North Korea: If Provoked, Would Fight U.S. Until 'There Would Be No One Left'

7-27-15 Kim Jong Un
North Korean leader Kim Jong Un speaks during the 4th National Conference of Veterans in this undated photo released by North Korea's Korean Central News Agency. KCNA/Reuters

There was no peace treaty at the end of the war between the Koreas. Instead, on July 27, 1953, an armistice signed by the U.S., China and North and South Korea brought the Korean War to a close. But for North Korea, the conflict, known as the Fatherland Liberation War, was an unmitigated triumph over the U.S. More than six decades later, the isolated nation marked the 62nd anniversary of the armistice with rhetoric indicating it's a war the country's leaders have not forgotten and that they're prepared to follow it up with force if provoked.

"Gone forever is the era when the United States blackmailed us with nukes; now the United States is no longer a source of threat and fear for us and we are the very source of fear for it," Kim Jong Un said in a speech in Pyongyang on Saturday, The Associated Press reported. The North Korean leader also emphasized the need to pass on "the same fighting spirit and devotion," from those old enough to have experienced the war to the younger generation, according to the wire service.

North Korean Army General Pak Yong Sik used still more ominous language when he spoke to high-ranking officials, veterans and diplomats on Sunday. "It is more than 60 years since the cease-fire on [the] land, but peace has not yet settled on it," said Pak, who reportedly became North Korea's equivalent to a defense minister after Hyon Yong Chol was executed for treason in April.

North Korea would fight until "there would be no one left to sign a surrender document," Pak said, if the U.S., which the country views as hostile, were to "provoke another war." Pak added that "the past Korean War brought about the beginning of the downhill turn for the U.S., but the second Korean war will bring the final ruin to U.S. imperialism."
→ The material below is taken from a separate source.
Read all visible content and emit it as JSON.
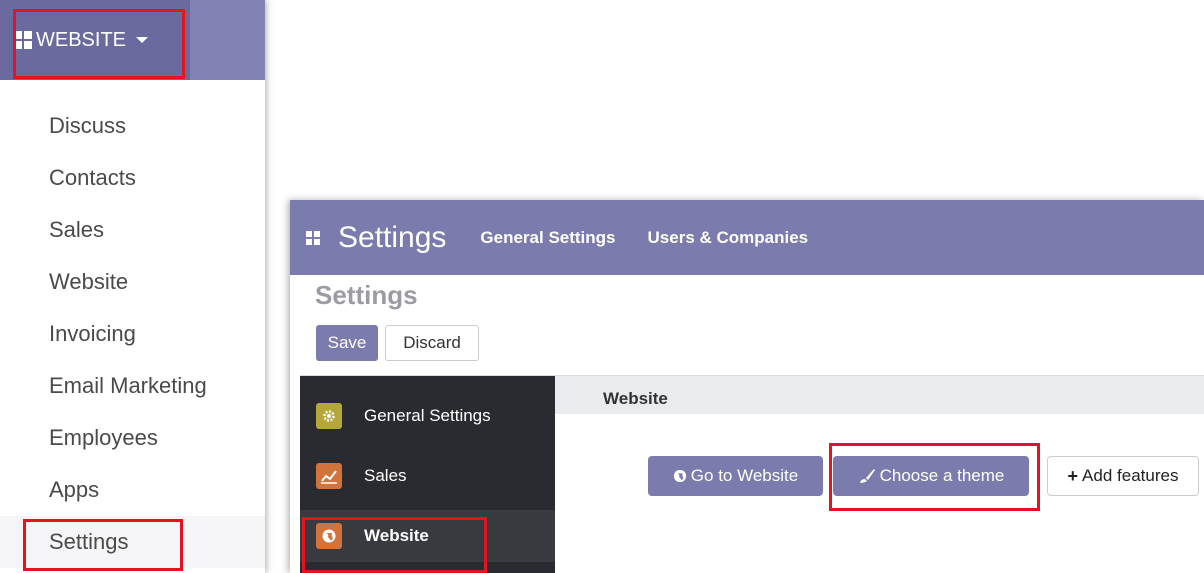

The anniversary comes on the heels of the U.S. reaching a nuclear deal with Iran, soon after which North Korea said it had no interest in a similar negotiation with Washington. "It is not logical to compare our situation with the Iranian nuclear agreement because we are always subjected to provocative U.S. military hostilities, including massive joint military exercises and a grave nuclear threat," the foreign ministry reportedly said in a statement last week. "We do not have any interest at all on dialogue for unilaterally freezing or giving up our nukes."

Still, Sydney Seiler, the U.S. special envoy for "six-party talks" met with officials in Seoul on Monday to discuss returning to the stalled negotiations regarding North Korea's nuclear program, and he's scheduled to travel to China and Japan this week for additional meetings. (The six-party talks, launched in 2003, are negotiations among China, the United States, North and South Korea, Japan and Russia with the goal to put an end North Korea's nuclear program.) "The recent progress in our efforts at denuclearization with Iran provides an excellent example of the U.S. flexibility and willingness to engage with countries with whom we've had long-standing differences," Seiler said.